The Levittown Tree

My Teutonic ancestors would have been proud of me as I stood in the freezing wind-blown snow looking up at a large fir tree in Levittown that was about to be lit with colorful lights. The Levittown Chamber of Commerce did another great job of bringing together talented dancers, singers and musicians to begin the holiday season. And while a decorated tree says “Christmas!” to many, did you know there is really no connection of a tree to the Christian Feast of Christmas.

There are two accounts in the New Testament that involve the birth of Jesus in Bethlehem. Neither account mentions a date — some think that the mention of shepherds tending flocks suggest that he was born in the spring and there is nary a tree in sight in either account. So what’s with lighting up trees in December?
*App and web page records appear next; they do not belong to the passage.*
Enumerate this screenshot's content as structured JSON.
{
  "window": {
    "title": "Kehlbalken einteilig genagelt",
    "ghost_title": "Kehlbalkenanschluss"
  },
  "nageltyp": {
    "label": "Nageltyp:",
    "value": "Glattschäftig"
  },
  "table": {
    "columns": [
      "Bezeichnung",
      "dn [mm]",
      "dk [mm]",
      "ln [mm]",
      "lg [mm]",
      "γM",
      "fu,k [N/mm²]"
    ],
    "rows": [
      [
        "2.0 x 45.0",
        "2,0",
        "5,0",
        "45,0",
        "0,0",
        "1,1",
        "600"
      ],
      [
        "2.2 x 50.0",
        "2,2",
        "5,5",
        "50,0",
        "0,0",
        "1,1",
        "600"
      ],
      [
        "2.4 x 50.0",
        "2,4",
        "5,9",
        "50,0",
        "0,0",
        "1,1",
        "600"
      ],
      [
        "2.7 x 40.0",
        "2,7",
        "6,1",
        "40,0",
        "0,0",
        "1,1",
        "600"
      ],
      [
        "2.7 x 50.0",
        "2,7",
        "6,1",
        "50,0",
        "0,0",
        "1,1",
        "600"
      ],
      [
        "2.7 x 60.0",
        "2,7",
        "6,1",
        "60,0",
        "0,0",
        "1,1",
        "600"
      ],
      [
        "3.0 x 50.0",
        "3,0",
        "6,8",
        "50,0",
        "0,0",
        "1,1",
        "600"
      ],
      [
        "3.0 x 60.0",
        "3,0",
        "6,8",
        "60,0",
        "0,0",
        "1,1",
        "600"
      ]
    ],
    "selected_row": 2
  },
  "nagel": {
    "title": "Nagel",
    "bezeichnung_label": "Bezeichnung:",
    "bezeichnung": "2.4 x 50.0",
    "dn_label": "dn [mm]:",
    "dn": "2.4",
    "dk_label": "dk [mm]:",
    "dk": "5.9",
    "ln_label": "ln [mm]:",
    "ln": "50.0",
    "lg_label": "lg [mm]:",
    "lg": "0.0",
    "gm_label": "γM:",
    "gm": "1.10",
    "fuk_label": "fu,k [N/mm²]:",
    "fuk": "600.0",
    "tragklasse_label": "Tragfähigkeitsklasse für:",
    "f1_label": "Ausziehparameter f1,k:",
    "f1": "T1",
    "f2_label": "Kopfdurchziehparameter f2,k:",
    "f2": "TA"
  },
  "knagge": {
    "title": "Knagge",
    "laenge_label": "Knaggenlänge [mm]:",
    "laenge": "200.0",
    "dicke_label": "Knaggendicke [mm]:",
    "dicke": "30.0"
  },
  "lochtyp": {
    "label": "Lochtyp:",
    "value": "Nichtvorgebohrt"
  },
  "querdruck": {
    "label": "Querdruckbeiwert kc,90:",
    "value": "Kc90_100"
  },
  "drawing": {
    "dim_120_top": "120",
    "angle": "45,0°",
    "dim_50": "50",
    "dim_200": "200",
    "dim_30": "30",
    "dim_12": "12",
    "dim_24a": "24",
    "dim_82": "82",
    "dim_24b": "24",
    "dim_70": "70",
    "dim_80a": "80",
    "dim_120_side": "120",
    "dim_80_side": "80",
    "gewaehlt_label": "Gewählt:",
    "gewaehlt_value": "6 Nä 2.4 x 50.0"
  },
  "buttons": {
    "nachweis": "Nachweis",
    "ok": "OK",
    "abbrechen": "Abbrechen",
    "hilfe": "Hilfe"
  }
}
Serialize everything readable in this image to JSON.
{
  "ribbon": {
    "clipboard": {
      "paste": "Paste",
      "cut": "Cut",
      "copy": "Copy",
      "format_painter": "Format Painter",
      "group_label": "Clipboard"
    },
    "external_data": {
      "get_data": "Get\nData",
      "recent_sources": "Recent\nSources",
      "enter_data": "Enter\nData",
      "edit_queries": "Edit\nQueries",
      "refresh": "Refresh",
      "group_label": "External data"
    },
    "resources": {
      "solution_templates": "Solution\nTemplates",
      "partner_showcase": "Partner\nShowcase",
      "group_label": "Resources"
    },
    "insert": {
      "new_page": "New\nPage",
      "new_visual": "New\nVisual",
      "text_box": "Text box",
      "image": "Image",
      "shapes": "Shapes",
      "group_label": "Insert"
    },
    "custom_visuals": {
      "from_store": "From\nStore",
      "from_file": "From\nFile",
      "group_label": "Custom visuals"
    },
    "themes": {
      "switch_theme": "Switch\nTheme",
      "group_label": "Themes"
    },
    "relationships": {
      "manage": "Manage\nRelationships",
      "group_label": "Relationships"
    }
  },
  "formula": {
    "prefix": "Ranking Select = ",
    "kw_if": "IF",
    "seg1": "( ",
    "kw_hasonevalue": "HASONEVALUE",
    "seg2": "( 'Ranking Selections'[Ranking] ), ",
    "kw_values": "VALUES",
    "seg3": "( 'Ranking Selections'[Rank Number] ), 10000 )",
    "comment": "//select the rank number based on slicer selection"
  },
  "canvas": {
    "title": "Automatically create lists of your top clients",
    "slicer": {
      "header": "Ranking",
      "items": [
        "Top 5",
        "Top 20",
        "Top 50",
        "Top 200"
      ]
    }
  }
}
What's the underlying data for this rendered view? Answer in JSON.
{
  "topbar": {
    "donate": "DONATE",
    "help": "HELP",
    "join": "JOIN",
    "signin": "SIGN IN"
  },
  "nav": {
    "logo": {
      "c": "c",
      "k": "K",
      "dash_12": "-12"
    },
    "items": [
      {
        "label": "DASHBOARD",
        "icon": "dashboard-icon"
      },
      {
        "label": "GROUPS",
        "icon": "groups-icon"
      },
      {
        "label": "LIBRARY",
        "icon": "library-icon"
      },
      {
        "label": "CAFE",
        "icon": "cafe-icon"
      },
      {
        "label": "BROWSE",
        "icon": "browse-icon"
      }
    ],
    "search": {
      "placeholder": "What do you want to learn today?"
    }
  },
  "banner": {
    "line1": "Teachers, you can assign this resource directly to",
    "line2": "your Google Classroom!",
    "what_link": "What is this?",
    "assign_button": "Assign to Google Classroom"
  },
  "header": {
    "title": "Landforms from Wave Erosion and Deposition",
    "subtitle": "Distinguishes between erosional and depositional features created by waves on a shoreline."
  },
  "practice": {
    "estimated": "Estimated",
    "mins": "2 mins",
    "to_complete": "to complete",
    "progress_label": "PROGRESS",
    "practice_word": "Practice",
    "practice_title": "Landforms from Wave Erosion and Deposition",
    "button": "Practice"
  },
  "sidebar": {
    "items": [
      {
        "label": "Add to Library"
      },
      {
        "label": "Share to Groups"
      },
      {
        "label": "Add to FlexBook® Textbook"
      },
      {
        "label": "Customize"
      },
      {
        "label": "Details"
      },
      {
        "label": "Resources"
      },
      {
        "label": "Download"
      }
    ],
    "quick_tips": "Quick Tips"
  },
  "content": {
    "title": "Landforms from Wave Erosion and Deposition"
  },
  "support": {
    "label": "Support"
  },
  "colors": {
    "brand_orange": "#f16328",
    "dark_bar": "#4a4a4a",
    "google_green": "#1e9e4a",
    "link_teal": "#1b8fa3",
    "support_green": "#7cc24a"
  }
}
Europeans were decorating with evergreens prior to Christian times. Why? ‘Cause that’s what they had. Just a today we might put up some cornstalks to celebrate the fall (no religious significance there) so too filling one’s house with the scent of evergreens was a seasonal thing, and it came non-too-soon in the otherwise bleak winter. When one’s town was surrounded by forest, it didn’t take much work to go out and bring in some branches. After all, there was little winter farming work to be done.

The pagans had an annual fear of the sun dying as the days grew shorter and they celebrated the lengthening of the days (noticeable by the 25th of December) with drinking and partying and often much more, none of which is suitable to recount in a family newspaper such as this! When Christianity became the popular spirituality, Christians found it impossible to stop the generations-old partying. They simply placed the feast of the birthday of Jesus over the pagan feast, now tamed with prayer and a reflection on God’s saving work. And the tree decoration was simply bundled along with that.

Early Americans did not decorate with trees at Christmas. This custom really only became widespread after German immigrants brought this practice to our country in the early 1800s. The first time a “Christmas Tree” was erected in the White House wasn’t until 1889. But it’s been popular ever since.

I love a nice live evergreen tree in my living room. I’m not fond of the plastic ones, no matter how realistic they have become. Yet I always keep in mind that while a tree makes a splendid decoration, it’s just an accompaniment to what Christmas is really about: At a particular time in human history, God became a man so that he could guide us in the ways to live and love, and that humanity could be forever connected to the divine. That man Jesus was killed, but rose from the dead, revealing God’s desire to raise all to eternal life.

As our neighborhoods are beginning to be lit up with colorful lights, I hope people will keep them burning past December 25th. After all, that day is only beginning of the Christmas season, regardless of what the Macy’s parade says! Traditionally the season lasts til at least the Epiphany (around January 6th) , when we recount the story of the Magi bringing gifts to the newborn child. Some keep the celebration going til the following Sunday when we celebrate the start of Jesus’ adult ministry at his baptism.

In any case, let’s remember that the “reason for the season” is not found in our decorations, but in our actions of faith and charity.


Christmas Mass Schedule at Saint Bernard’s

Christmas Eve

4:00 pm in Church • Father Ralph
4:15 pm in Auditorium • Father Joe
6:30 pm “Gentle Christmas” Mass in Church • Father Innocent
12 Midnight Mass in Church – Carols begin at 11:30 pm • Father Ralph

Christmas Day

7:30 am • Father Innocent
9:00 am • Father Joe
10:30 am • Father Joe
12 Noon • Father Ralph
There is no evening Mass


Leave a Reply